An equity loan can cost you your home, just the same as a primary mortgage. Your equity loan is a contract. If you default on that contract, the other party, the lender, has the right to claim its collateral. The foreclosure process is more complicated when a home equity lender wants to foreclose, due to a first lien already being in place -- but it will happen nonetheless.
The position of the home equity lien is important to the foreclosure process. Older liens have first priority over newer ones. So if you get a $200,000 mortgage in 2009 and a $50,000 home equity loan in 2012, the mortgage has first priority. For the equity line to move forward with foreclosure, it has to pay off the first lien. The exception to this rule involves tax liens. A tax lien takes priority over everything else, no matter when it was filed.
After more than 90 days of missed payments, your loan will be in default. You will receive notice from your lender informing you that you must pay the entire loan immediately. Odds are this won’t be possible, so the bank will move ahead with foreclosure. You have a period of time, typically three months, to either pay off the loan, bring it current, or work out some last ditch deal with your lender. If you don’t, the process will move on to the next step.
Notice of Sale

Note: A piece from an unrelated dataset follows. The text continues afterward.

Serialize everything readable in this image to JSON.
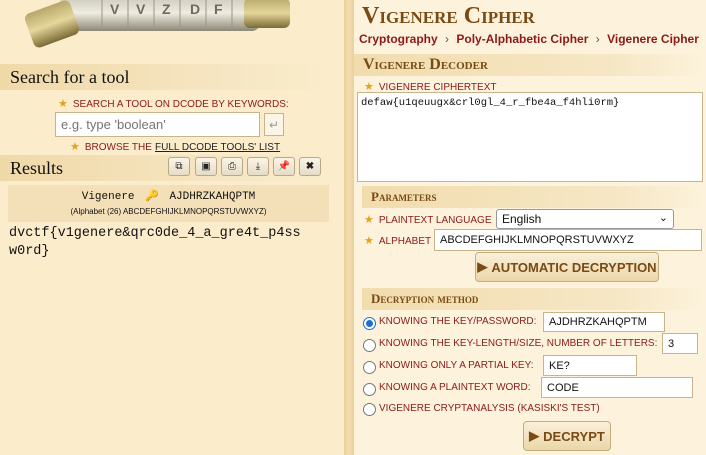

If you can’t manage your way out of default, the lender will set a foreclosure auction date. It will post a notice of sale on the property, at the county clerk and in local newspapers. These ads will be published over a three or four week period, letting interested buyers know that a property is available at a reduced foreclosure rate. You will still have a very brief window, up to five days prior to auction, to make things right before the property is auctioned off.
The auction, sometimes known as a sheriff’s sale, is the method via which the lender will sell off your home. Most often, these auctions cover several properties and are held on the steps of the county courthouse. The opening bid will be the amount of the home equity loan, plus the outstanding balance of the primary mortgage. Using the example in Section 1, this would be $250,000. If the lender can’t sell the property for at least that amount, it will become real estate owned, or REO. This means that the lender will take possession of the property and broker its own deal. If the bid is met, the winning bidder will make a deposit and pay the balance in cash within 24 to 48 hours.
- REO Vs. Foreclosure
- How to Buy Bank-Owned Foreclosed Homes
- Can I Buy a Foreclosed House for Less Than They Ask?
- How to Buy a Tax Lien Home
- How to Purchase a Home at Sheriff's Sale
- "If You Buy a Foreclosure House With a Lien, Can the Bank Come After You?"
- How to Buy a Home Before It Goes to the Sheriff Auction
- What Happens After a Sheriff's Auction Home Does Not Sell?